= Work instructions =
Nothing in the data should be left out, so repeat it all exactly.

───── Material provided

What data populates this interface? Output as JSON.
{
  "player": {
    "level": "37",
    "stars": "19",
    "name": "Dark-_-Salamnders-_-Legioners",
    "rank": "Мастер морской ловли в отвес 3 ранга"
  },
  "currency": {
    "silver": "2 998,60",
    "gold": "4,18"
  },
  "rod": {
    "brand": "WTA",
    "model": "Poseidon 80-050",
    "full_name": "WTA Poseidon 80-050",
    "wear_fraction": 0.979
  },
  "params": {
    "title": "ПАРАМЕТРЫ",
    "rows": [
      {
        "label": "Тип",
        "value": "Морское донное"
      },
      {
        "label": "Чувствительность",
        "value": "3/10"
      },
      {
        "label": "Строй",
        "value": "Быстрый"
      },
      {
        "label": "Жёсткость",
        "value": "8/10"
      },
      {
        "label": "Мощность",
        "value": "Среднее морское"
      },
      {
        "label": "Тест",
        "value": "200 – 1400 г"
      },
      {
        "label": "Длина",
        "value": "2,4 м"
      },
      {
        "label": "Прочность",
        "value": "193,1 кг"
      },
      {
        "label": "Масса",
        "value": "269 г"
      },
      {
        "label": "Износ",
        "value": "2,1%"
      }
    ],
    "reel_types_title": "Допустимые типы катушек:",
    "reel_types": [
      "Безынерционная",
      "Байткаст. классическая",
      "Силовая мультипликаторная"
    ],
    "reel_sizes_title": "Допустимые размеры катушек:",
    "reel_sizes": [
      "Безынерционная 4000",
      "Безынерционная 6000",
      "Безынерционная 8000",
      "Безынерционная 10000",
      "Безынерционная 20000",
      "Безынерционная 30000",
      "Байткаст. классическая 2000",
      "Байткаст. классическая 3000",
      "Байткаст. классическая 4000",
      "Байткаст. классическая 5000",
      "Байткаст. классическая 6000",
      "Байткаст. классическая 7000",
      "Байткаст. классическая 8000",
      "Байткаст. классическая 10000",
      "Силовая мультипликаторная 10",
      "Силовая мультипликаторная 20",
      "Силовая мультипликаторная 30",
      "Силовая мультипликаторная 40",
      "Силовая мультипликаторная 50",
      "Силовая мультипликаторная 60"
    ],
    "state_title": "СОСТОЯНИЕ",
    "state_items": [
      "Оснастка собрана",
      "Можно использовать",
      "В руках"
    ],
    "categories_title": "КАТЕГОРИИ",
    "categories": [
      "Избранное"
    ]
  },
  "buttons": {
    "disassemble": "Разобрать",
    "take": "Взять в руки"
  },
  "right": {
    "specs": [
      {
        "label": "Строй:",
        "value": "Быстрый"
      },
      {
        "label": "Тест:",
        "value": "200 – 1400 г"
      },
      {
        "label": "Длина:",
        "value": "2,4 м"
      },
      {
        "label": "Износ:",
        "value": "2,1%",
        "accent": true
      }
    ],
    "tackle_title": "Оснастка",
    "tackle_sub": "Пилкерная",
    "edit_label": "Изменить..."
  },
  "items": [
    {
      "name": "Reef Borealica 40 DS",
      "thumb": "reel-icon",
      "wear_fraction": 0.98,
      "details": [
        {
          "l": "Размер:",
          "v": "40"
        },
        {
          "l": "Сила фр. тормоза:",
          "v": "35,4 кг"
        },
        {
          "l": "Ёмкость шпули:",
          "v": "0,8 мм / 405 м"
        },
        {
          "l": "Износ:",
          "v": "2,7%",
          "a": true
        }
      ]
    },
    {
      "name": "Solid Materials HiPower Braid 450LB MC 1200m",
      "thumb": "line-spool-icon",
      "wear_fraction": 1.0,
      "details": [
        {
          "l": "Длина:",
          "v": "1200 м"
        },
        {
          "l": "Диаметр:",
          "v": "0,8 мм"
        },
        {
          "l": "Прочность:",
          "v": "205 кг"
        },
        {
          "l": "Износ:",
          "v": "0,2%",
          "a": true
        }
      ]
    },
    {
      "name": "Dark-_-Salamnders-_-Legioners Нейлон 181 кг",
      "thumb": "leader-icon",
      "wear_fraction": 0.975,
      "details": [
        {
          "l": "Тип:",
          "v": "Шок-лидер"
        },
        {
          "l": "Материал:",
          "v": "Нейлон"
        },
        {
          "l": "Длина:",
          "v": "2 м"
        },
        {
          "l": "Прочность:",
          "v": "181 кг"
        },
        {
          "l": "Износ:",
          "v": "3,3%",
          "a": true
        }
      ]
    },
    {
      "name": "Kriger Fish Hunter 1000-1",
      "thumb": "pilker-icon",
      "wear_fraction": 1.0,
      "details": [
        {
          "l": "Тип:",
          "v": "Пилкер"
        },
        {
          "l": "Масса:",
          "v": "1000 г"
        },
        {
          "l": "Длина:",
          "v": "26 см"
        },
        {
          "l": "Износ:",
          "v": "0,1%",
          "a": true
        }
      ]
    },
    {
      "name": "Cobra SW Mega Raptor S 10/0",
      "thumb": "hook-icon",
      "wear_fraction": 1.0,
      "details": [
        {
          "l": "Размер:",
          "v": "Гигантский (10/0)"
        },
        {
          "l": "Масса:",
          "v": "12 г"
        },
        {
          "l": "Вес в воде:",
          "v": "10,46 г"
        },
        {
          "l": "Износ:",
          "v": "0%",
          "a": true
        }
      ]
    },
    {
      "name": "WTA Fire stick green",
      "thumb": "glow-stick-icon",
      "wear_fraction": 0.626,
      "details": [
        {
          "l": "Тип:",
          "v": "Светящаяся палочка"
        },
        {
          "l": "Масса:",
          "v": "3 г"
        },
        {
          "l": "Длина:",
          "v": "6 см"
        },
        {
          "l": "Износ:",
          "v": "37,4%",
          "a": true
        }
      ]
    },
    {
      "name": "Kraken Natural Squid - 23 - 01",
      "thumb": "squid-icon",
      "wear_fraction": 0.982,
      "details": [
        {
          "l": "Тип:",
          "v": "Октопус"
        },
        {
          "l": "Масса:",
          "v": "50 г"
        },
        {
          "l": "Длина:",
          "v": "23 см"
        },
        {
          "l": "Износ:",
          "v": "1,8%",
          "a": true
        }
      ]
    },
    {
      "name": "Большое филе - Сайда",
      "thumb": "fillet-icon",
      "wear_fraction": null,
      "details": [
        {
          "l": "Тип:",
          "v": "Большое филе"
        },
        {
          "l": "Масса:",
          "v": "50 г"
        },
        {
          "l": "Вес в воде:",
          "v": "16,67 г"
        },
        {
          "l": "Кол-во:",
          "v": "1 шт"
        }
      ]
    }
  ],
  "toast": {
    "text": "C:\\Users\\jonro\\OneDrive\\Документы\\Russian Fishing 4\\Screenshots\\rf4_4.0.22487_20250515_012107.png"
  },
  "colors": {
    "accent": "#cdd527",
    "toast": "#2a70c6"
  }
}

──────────

= Response box =
What data populates this interface? Output as JSON.
{
  "player": {
    "level": "37",
    "stars": "19",
    "name": "Dark-_-Salamnders-_-Legioners",
    "rank": "Мастер морской ловли в отвес 3 ранга"
  },
  "currency": {
    "silver": "2 998,60",
    "gold": "4,18"
  },
  "rod": {
    "brand": "WTA",
    "model": "Poseidon 80-050",
    "full_name": "WTA Poseidon 80-050",
    "wear_fraction": 0.979
  },
  "params": {
    "title": "ПАРАМЕТРЫ",
    "rows": [
      {
        "label": "Тип",
        "value": "Морское донное"
      },
      {
        "label": "Чувствительность",
        "value": "3/10"
      },
      {
        "label": "Строй",
        "value": "Быстрый"
      },
      {
        "label": "Жёсткость",
        "value": "8/10"
      },
      {
        "label": "Мощность",
        "value": "Среднее морское"
      },
      {
        "label": "Тест",
        "value": "200 – 1400 г"
      },
      {
        "label": "Длина",
        "value": "2,4 м"
      },
      {
        "label": "Прочность",
        "value": "193,1 кг"
      },
      {
        "label": "Масса",
        "value": "269 г"
      },
      {
        "label": "Износ",
        "value": "2,1%"
      }
    ],
    "reel_types_title": "Допустимые типы катушек:",
    "reel_types": [
      "Безынерционная",
      "Байткаст. классическая",
      "Силовая мультипликаторная"
    ],
    "reel_sizes_title": "Допустимые размеры катушек:",
    "reel_sizes": [
      "Безынерционная 4000",
      "Безынерционная 6000",
      "Безынерционная 8000",
      "Безынерционная 10000",
      "Безынерционная 20000",
      "Безынерционная 30000",
      "Байткаст. классическая 2000",
      "Байткаст. классическая 3000",
      "Байткаст. классическая 4000",
      "Байткаст. классическая 5000",
      "Байткаст. классическая 6000",
      "Байткаст. классическая 7000",
      "Байткаст. классическая 8000",
      "Байткаст. классическая 10000",
      "Силовая мультипликаторная 10",
      "Силовая мультипликаторная 20",
      "Силовая мультипликаторная 30",
      "Силовая мультипликаторная 40",
      "Силовая мультипликаторная 50",
      "Силовая мультипликаторная 60"
    ],
    "state_title": "СОСТОЯНИЕ",
    "state_items": [
      "Оснастка собрана",
      "Можно использовать",
      "В руках"
    ],
    "categories_title": "КАТЕГОРИИ",
    "categories": [
      "Избранное"
    ]
  },
  "buttons": {
    "disassemble": "Разобрать",
    "take": "Взять в руки"
  },
  "right": {
    "specs": [
      {
        "label": "Строй:",
        "value": "Быстрый"
      },
      {
        "label": "Тест:",
        "value": "200 – 1400 г"
      },
      {
        "label": "Длина:",
        "value": "2,4 м"
      },
      {
        "label": "Износ:",
        "value": "2,1%",
        "accent": true
      }
    ],
    "tackle_title": "Оснастка",
    "tackle_sub": "Пилкерная",
    "edit_label": "Изменить..."
  },
  "items": [
    {
      "name": "Reef Borealica 40 DS",
      "thumb": "reel-icon",
      "wear_fraction": 0.98,
      "details": [
        {
          "l": "Размер:",
          "v": "40"
        },
        {
          "l": "Сила фр. тормоза:",
          "v": "35,4 кг"
        },
        {
          "l": "Ёмкость шпули:",
          "v": "0,8 мм / 405 м"
        },
        {
          "l": "Износ:",
          "v": "2,7%",
          "a": true
        }
      ]
    },
    {
      "name": "Solid Materials HiPower Braid 450LB MC 1200m",
      "thumb": "line-spool-icon",
      "wear_fraction": 1.0,
      "details": [
        {
          "l": "Длина:",
          "v": "1200 м"
        },
        {
          "l": "Диаметр:",
          "v": "0,8 мм"
        },
        {
          "l": "Прочность:",
          "v": "205 кг"
        },
        {
          "l": "Износ:",
          "v": "0,2%",
          "a": true
        }
      ]
    },
    {
      "name": "Dark-_-Salamnders-_-Legioners Нейлон 181 кг",
      "thumb": "leader-icon",
      "wear_fraction": 0.975,
      "details": [
        {
          "l": "Тип:",
          "v": "Шок-лидер"
        },
        {
          "l": "Материал:",
          "v": "Нейлон"
        },
        {
          "l": "Длина:",
          "v": "2 м"
        },
        {
          "l": "Прочность:",
          "v": "181 кг"
        },
        {
          "l": "Износ:",
          "v": "3,3%",
          "a": true
        }
      ]
    },
    {
      "name": "Kriger Fish Hunter 1000-1",
      "thumb": "pilker-icon",
      "wear_fraction": 1.0,
      "details": [
        {
          "l": "Тип:",
          "v": "Пилкер"
        },
        {
          "l": "Масса:",
          "v": "1000 г"
        },
        {
          "l": "Длина:",
          "v": "26 см"
        },
        {
          "l": "Износ:",
          "v": "0,1%",
          "a": true
        }
      ]
    },
    {
      "name": "Cobra SW Mega Raptor S 10/0",
      "thumb": "hook-icon",
      "wear_fraction": 1.0,
      "details": [
        {
          "l": "Размер:",
          "v": "Гигантский (10/0)"
        },
        {
          "l": "Масса:",
          "v": "12 г"
        },
        {
          "l": "Вес в воде:",
          "v": "10,46 г"
        },
        {
          "l": "Износ:",
          "v": "0%",
          "a": true
        }
      ]
    },
    {
      "name": "WTA Fire stick green",
      "thumb": "glow-stick-icon",
      "wear_fraction": 0.626,
      "details": [
        {
          "l": "Тип:",
          "v": "Светящаяся палочка"
        },
        {
          "l": "Масса:",
          "v": "3 г"
        },
        {
          "l": "Длина:",
          "v": "6 см"
        },
        {
          "l": "Износ:",
          "v": "37,4%",
          "a": true
        }
      ]
    },
    {
      "name": "Kraken Natural Squid - 23 - 01",
      "thumb": "squid-icon",
      "wear_fraction": 0.982,
      "details": [
        {
          "l": "Тип:",
          "v": "Октопус"
        },
        {
          "l": "Масса:",
          "v": "50 г"
        },
        {
          "l": "Длина:",
          "v": "23 см"
        },
        {
          "l": "Износ:",
          "v": "1,8%",
          "a": true
        }
      ]
    },
    {
      "name": "Большое филе - Сайда",
      "thumb": "fillet-icon",
      "wear_fraction": null,
      "details": [
        {
          "l": "Тип:",
          "v": "Большое филе"
        },
        {
          "l": "Масса:",
          "v": "50 г"
        },
        {
          "l": "Вес в воде:",
          "v": "16,67 г"
        },
        {
          "l": "Кол-во:",
          "v": "1 шт"
        }
      ]
    }
  ],
  "toast": {
    "text": "C:\\Users\\jonro\\OneDrive\\Документы\\Russian Fishing 4\\Screenshots\\rf4_4.0.22487_20250515_012107.png"
  },
  "colors": {
    "accent": "#cdd527",
    "toast": "#2a70c6"
  }
}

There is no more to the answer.